People who care for themselves have clear boundaries for themselves about how and when they use technology.
Your energy and attention are two of your most precious resources.
When you spend your energy and attention on your phone, it’s about how you’re doing it: Is it an intentional choice or an unintentional habit that doesn’t serve a purpose?
4 | Know and acknowledge when you need rest.
Many of us know that we need rest, but somehow are unable to give ourselves the permission to take it, maybe feeling like it’s selfish or like there’s just so much to do.
But think about the advice you would give a dear friend or your child if they were exhausted.
You would say, maybe even plead, for them to rest and know that you would never think it was selfish.
Whether it’s 5-minutes of breathing in the afternoon, taking a break from screens, getting some fresh air, or whether it means taking a full day off of your work and media to do the things that make you feel more like yourself.
The habit is rest, pausing when you need to and knowing that you deserve to rest.
You deserve to rest. When you rest, you’re able to come back stronger and do the things that matter to you.

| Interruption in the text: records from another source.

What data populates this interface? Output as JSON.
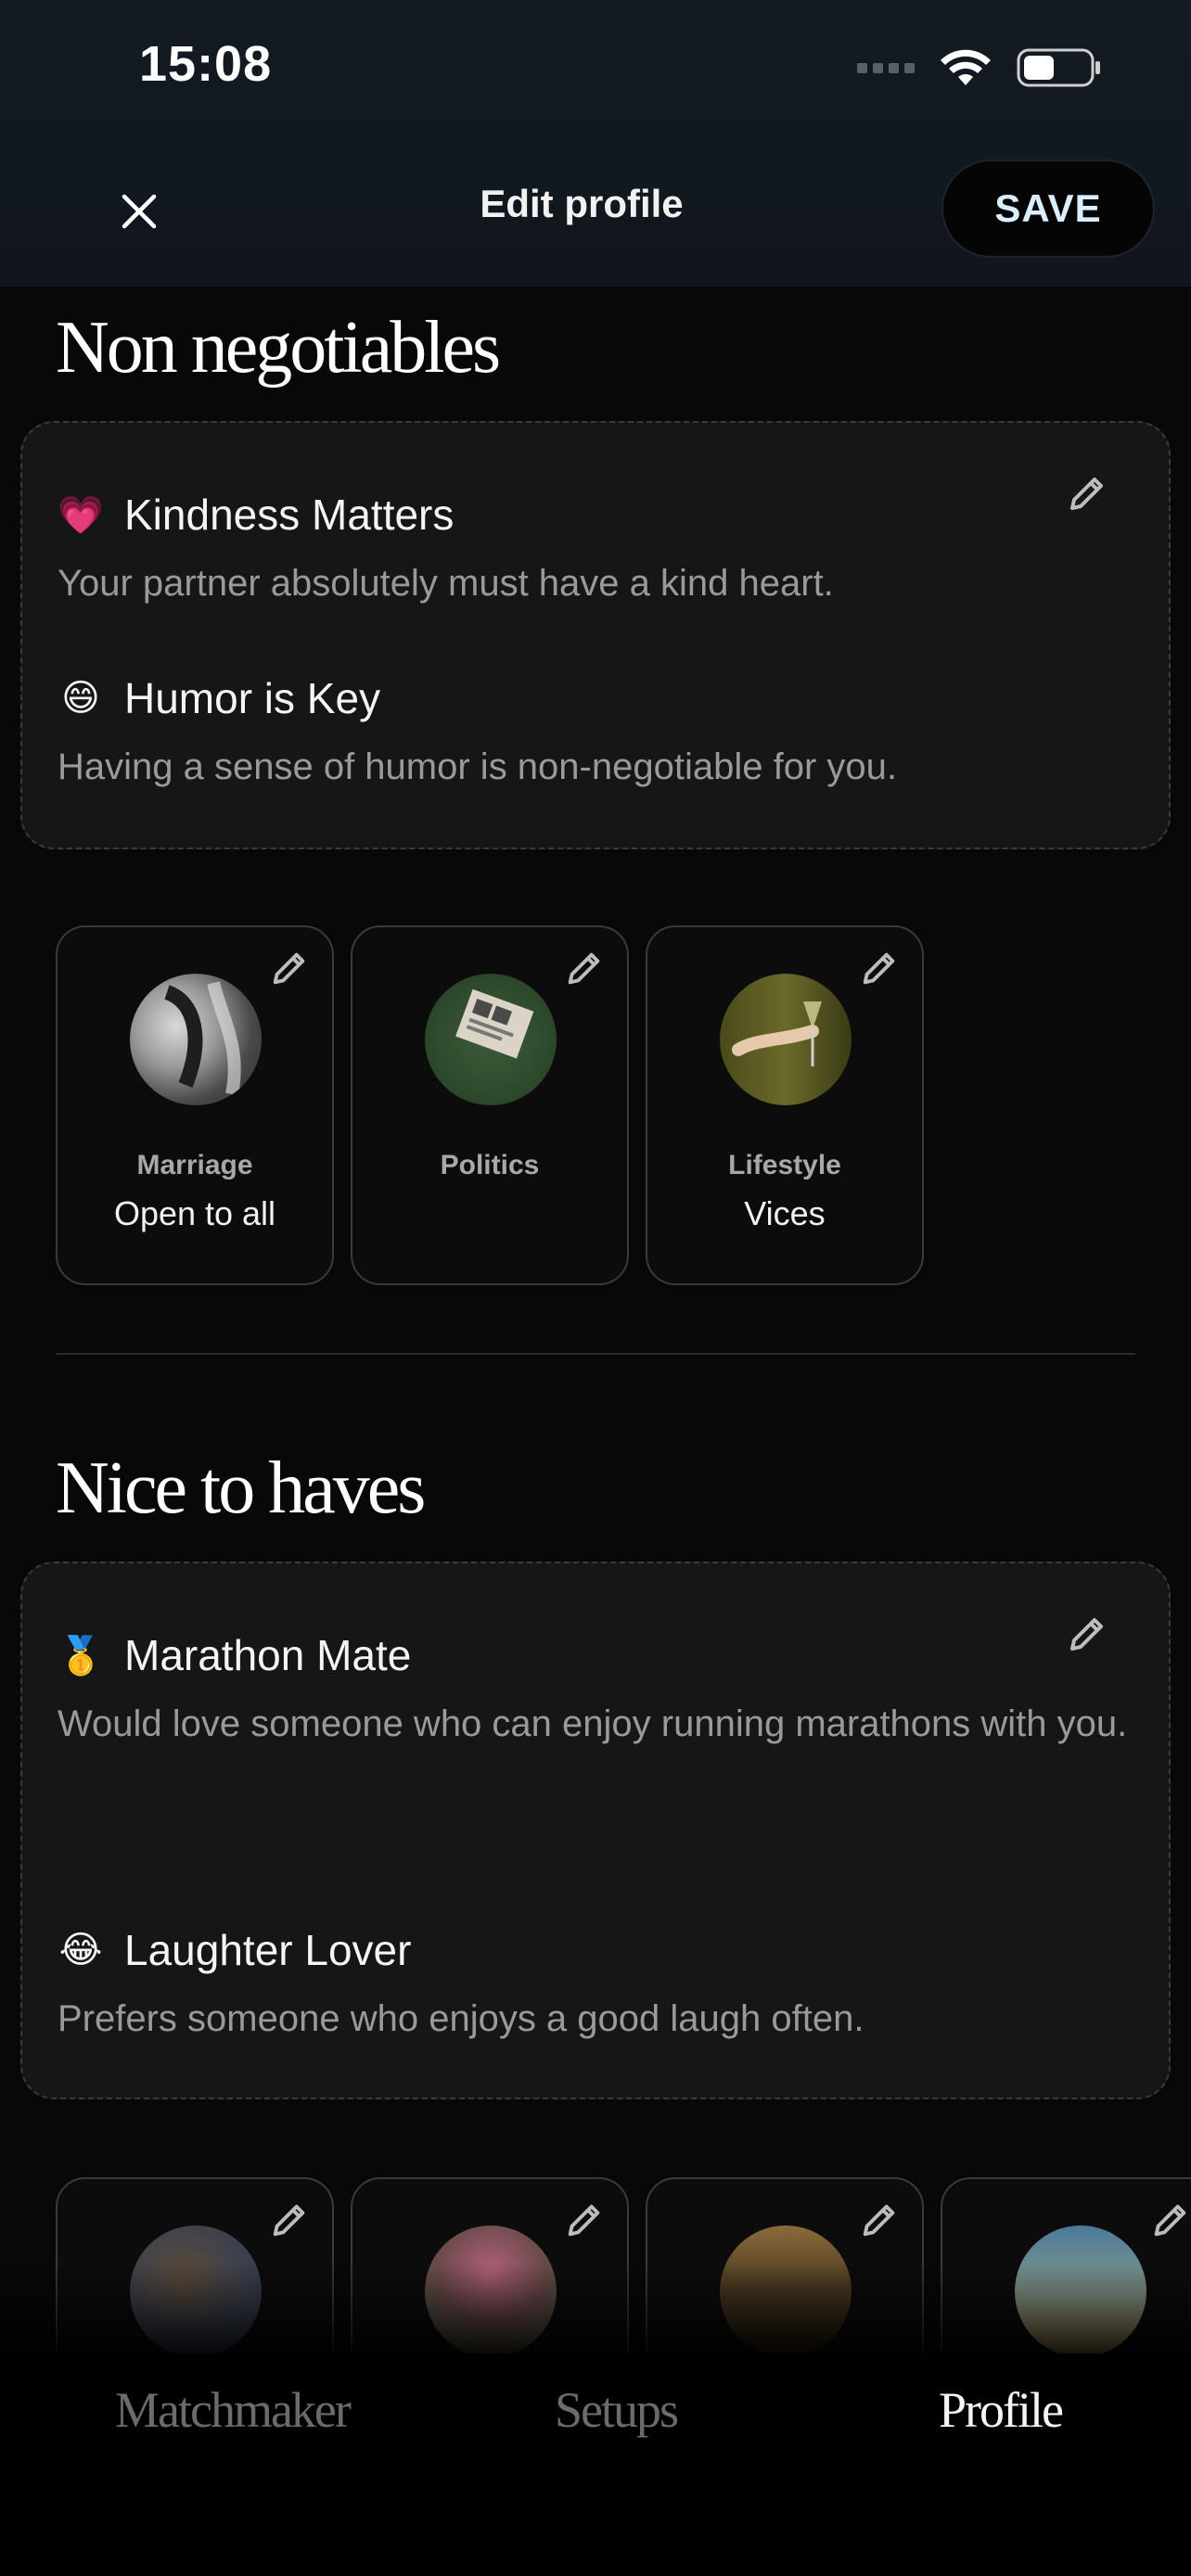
{
  "status_bar": {
    "time": "15:08"
  },
  "header": {
    "title": "Edit profile",
    "save_label": "SAVE"
  },
  "non_negotiables": {
    "heading": "Non negotiables",
    "items": [
      {
        "emoji": "💗",
        "title": "Kindness Matters",
        "description": "Your partner absolutely must have a kind heart."
      },
      {
        "emoji": "😄",
        "title": "Humor is Key",
        "description": "Having a sense of humor is non-negotiable for you."
      }
    ],
    "tiles": [
      {
        "label": "Marriage",
        "value": "Open to all"
      },
      {
        "label": "Politics",
        "value": ""
      },
      {
        "label": "Lifestyle",
        "value": "Vices"
      }
    ]
  },
  "nice_to_haves": {
    "heading": "Nice to haves",
    "items": [
      {
        "emoji": "🥇",
        "title": "Marathon Mate",
        "description": "Would love someone who can enjoy running marathons with you."
      },
      {
        "emoji": "😂",
        "title": "Laughter Lover",
        "description": "Prefers someone who enjoys a good laugh often."
      }
    ]
  },
  "tabs": [
    {
      "label": "Matchmaker",
      "active": false
    },
    {
      "label": "Setups",
      "active": false
    },
    {
      "label": "Profile",
      "active": true
    }
  ],
  "icons": {
    "close": "close-icon",
    "pencil": "pencil-icon",
    "wifi": "wifi-icon",
    "battery": "battery-icon",
    "signal": "signal-icon"
  },
  "colors": {
    "save_text": "#dbeefd",
    "background": "#080808",
    "card": "#161616",
    "muted": "#9a9a9a"
  }
}
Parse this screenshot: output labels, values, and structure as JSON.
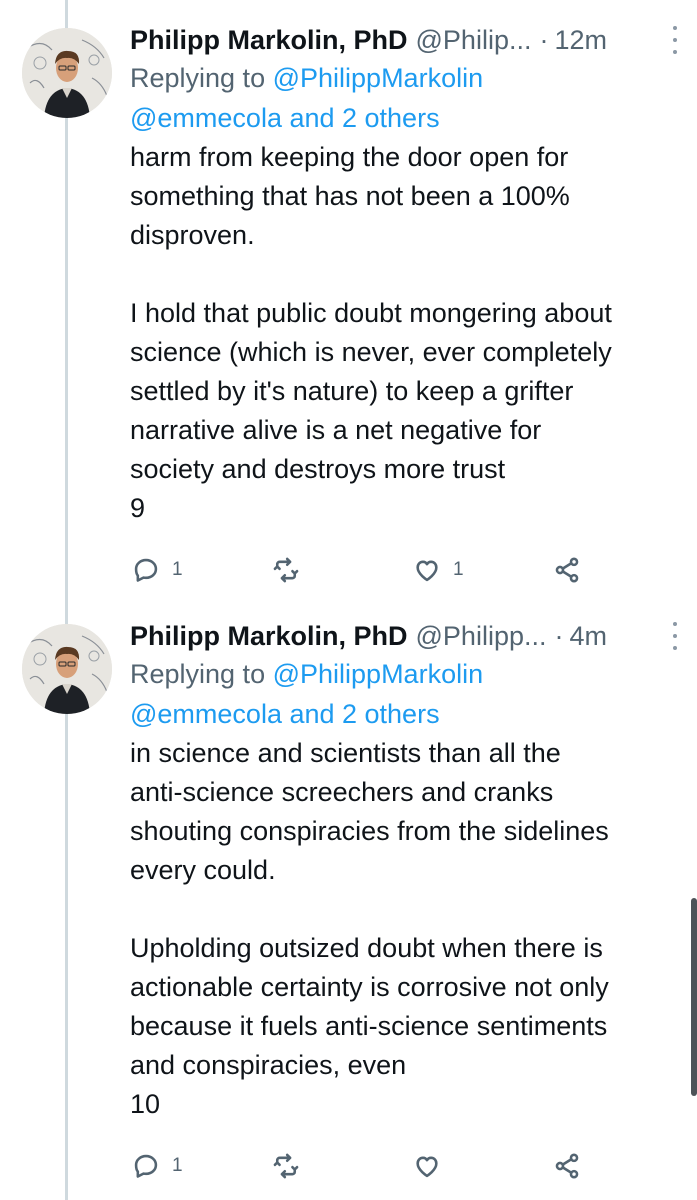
{
  "tweets": [
    {
      "author_name": "Philipp Markolin, PhD",
      "author_handle": "@Philip...",
      "dot": "·",
      "time": "12m",
      "replying_prefix": "Replying to",
      "replying_handle": "@PhilippMarkolin",
      "replying_others": "@emmecola and 2 others",
      "paragraph1": [
        "harm from keeping the door open for",
        "something that has not been a 100%",
        "disproven."
      ],
      "paragraph2": [
        "I hold that public doubt mongering about",
        "science (which is never, ever completely",
        "settled by it's nature) to keep a grifter",
        "narrative alive is a net negative for",
        "society and destroys more trust",
        "9"
      ],
      "reply_count": "1",
      "retweet_count": "",
      "like_count": "1"
    },
    {
      "author_name": "Philipp Markolin, PhD",
      "author_handle": "@Philipp...",
      "dot": "·",
      "time": "4m",
      "replying_prefix": "Replying to",
      "replying_handle": "@PhilippMarkolin",
      "replying_others": "@emmecola and 2 others",
      "paragraph1": [
        "in science and scientists than all the",
        "anti-science screechers and cranks",
        "shouting conspiracies from the sidelines",
        "every could."
      ],
      "paragraph2": [
        "Upholding outsized doubt when there is",
        "actionable certainty is corrosive not only",
        "because it fuels anti-science sentiments",
        "and conspiracies, even",
        "10"
      ],
      "reply_count": "1",
      "retweet_count": "",
      "like_count": ""
    }
  ],
  "icons": {
    "reply": "reply-icon",
    "retweet": "retweet-icon",
    "like": "like-icon",
    "share": "share-icon",
    "more": "more-options-icon"
  },
  "colors": {
    "link": "#1d9bf0",
    "secondary_text": "#536471",
    "primary_text": "#0f1419",
    "thread_line": "#cfd9de"
  }
}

5 | Move your body.
Sometimes the exhaustion comes from being inactive and not moving our bodies.
Movement can be anything from a quick 5-minute walk to a yoga flow to a pilates session to something that gets your blood pumping like a run or a hike.
Kelly McGonigal talked about the joy of movement as everything from fencing to log throwing; it doesn’t have to be what you traditionally think of as exercise, it’s really just about movement.
If you connect movement to self-care, rather than trying to look a certain way or accomplish a particular outcome, you’ll notice what a huge difference it makes.
When you’re feeling burned out and stressed, remember that there is so much power in movement and in taking those first steps, even though you might not feel like it.
Move your body, even if you don’t feel like going.
Adding movement to your self-care routine will make a huge difference.
6 | Nourish yourself.
How you feed yourself matters and it can be a radical form of self-care.
One direction some of us go when we get stressed is to skip meals, feeling like there isn’t time just overwhelmed
The other direction is to go to a place of emotional eating.
Without judgment, just acknowledging that how you feed yourself is a habit of self-care.
If emotional eating is not helping you deal with the stress, reevaluate that and know that it is absolutely self-care.
7 | Have a form of mindfulness practice.
It could be simple, too, just resting your attention on your breath; on the inhale and the exhale.
One of my favorite mindfulness practices is drinking coffee, paying attention to the smell and the taste, sitting in the quiet, and focusing my attention on mindfulness there.
Mindfulness has been shown in research to help with stress in a number of ways.
Always, always, take what you need and leave what you don’t.
But remember that mindfulness has incredible benefits from such short amounts of time and energy invested.
5-minutes really matters.
Caring for ourselves
These habits are so simple and basic that we can easily forget how much they matter.
We need to be focused on sustainability, what we can do on a daily basis for a long time.
These small shifts add up to huge changes.
You can add these habits to your routine in times of stress, as well as all the time so that when stress comes, you can employ them because you’ve already been doing it.
“Treat yourself with kindness.
By showing yourself compassion, you are able to be a more compassionate person.
It is not selfish; it is fundamental”.
It doesn’t have to be all of them and it doesn’t have to be every day. Small steps add up to big differences.
Other Feel Good Effect Episodes You’ll Love
- The ONE Thing I Do Every Sunday: A Peek Inside My Self-Care & Productivity Routine
- The Likeability Trap: How to Care Less About What Other People Think and Show Up as Authentically Yourself with Alicia Menendez
- What You Really Need to Know About Mindfulness
- How to Create a Daily Routine (After a Big Life Change)